■ Directions
Your answer should hold all lines of the entries that include the word "Empty".
BEGIN Task input
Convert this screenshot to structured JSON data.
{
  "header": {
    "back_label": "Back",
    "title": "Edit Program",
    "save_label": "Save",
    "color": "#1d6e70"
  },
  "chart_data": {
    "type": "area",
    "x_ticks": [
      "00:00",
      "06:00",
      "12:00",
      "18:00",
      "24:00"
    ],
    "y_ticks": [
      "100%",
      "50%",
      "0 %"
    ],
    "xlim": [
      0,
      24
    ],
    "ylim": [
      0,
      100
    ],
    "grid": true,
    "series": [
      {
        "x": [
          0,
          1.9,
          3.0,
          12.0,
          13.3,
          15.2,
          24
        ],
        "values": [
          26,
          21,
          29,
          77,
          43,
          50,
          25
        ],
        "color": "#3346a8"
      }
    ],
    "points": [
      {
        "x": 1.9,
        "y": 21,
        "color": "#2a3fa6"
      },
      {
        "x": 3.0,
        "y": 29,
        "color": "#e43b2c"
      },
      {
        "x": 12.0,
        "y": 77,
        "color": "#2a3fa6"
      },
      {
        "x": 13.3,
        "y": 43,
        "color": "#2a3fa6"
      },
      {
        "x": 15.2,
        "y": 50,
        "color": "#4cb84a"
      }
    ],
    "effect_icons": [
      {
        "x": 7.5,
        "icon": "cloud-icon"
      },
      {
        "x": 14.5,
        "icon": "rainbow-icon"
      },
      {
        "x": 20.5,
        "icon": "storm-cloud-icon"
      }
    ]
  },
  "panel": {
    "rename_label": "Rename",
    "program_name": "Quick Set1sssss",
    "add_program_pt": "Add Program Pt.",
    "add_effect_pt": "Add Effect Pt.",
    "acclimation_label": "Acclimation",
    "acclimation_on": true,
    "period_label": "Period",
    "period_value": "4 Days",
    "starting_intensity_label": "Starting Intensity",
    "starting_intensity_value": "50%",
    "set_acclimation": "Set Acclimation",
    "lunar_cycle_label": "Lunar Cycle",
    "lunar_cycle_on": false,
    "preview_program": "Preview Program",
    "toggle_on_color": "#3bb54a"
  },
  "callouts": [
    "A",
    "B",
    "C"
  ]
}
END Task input
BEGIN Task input
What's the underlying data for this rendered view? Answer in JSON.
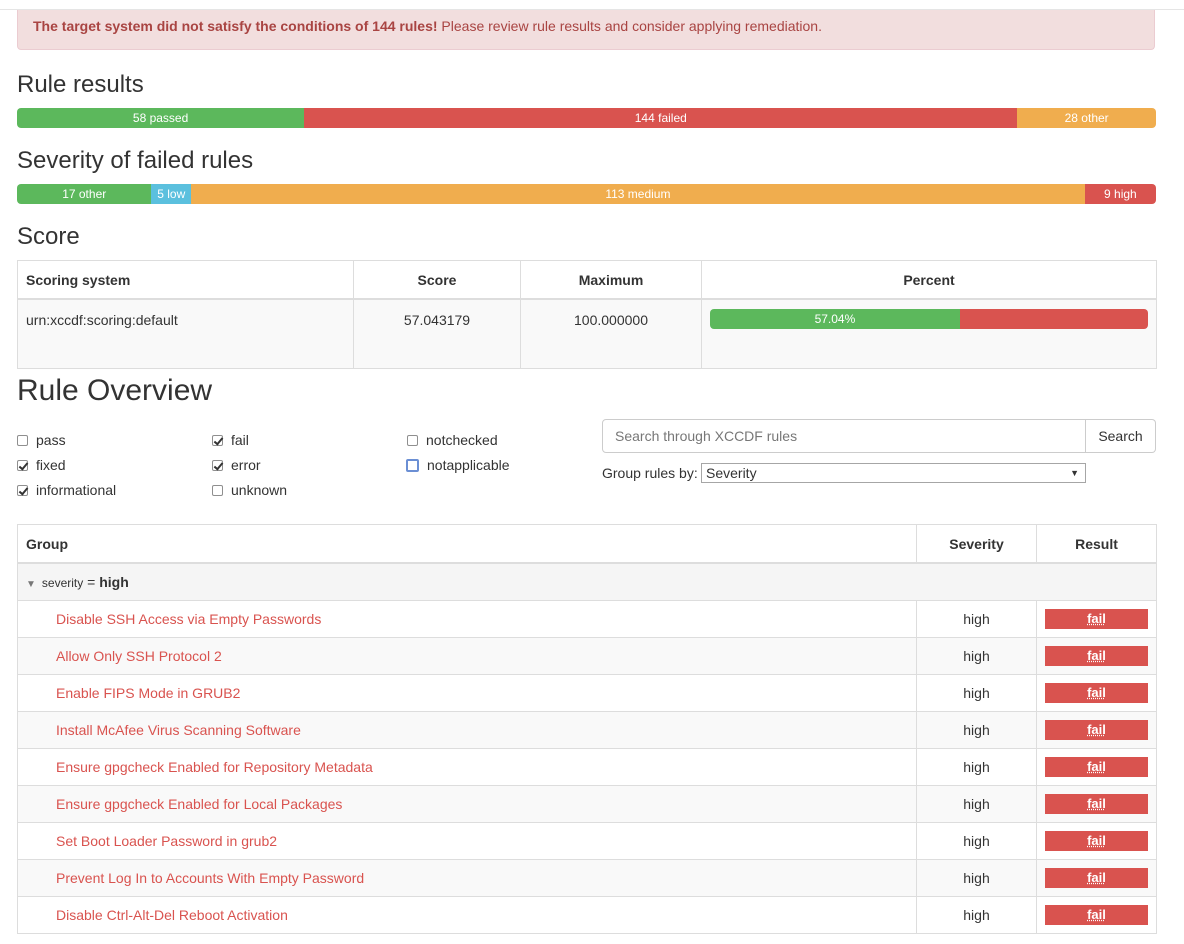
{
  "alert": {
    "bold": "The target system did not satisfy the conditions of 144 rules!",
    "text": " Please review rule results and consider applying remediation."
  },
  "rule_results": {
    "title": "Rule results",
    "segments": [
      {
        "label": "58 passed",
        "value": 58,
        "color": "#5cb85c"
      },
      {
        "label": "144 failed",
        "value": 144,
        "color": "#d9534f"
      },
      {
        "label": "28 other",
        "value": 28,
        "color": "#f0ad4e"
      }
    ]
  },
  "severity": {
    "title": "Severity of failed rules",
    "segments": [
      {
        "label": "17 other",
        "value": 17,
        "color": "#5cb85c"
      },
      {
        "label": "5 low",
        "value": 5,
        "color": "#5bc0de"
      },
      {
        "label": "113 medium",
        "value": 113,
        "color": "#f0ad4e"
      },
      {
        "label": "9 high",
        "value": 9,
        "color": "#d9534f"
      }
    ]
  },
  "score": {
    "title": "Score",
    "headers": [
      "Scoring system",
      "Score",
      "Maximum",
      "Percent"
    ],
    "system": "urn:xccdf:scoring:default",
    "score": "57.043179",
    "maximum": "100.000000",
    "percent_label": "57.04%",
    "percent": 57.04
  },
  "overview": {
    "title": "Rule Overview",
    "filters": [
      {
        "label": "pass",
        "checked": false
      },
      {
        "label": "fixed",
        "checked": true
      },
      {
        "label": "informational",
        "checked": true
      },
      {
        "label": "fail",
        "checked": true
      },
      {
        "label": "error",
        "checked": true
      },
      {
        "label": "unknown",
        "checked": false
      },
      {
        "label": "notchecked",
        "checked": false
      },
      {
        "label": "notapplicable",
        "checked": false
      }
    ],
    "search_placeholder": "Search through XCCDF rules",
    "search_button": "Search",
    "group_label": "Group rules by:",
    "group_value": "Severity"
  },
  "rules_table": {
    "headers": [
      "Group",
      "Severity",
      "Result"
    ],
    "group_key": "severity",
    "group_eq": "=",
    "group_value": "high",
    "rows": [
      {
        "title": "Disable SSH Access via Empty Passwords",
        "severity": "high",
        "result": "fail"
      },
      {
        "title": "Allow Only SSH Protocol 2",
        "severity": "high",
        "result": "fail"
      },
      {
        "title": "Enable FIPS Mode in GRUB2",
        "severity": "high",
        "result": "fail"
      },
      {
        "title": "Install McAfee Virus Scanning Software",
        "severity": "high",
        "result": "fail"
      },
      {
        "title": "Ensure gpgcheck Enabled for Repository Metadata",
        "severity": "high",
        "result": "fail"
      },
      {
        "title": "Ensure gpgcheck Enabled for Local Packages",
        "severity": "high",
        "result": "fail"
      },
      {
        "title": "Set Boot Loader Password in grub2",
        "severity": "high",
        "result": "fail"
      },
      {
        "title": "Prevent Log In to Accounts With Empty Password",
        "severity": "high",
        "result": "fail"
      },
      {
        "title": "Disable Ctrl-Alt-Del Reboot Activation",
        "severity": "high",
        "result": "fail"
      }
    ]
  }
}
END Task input
■ Your solution
        "title": "Disable SSH Access via Empty Passwords",
        "title": "Prevent Log In to Accounts With Empty Password",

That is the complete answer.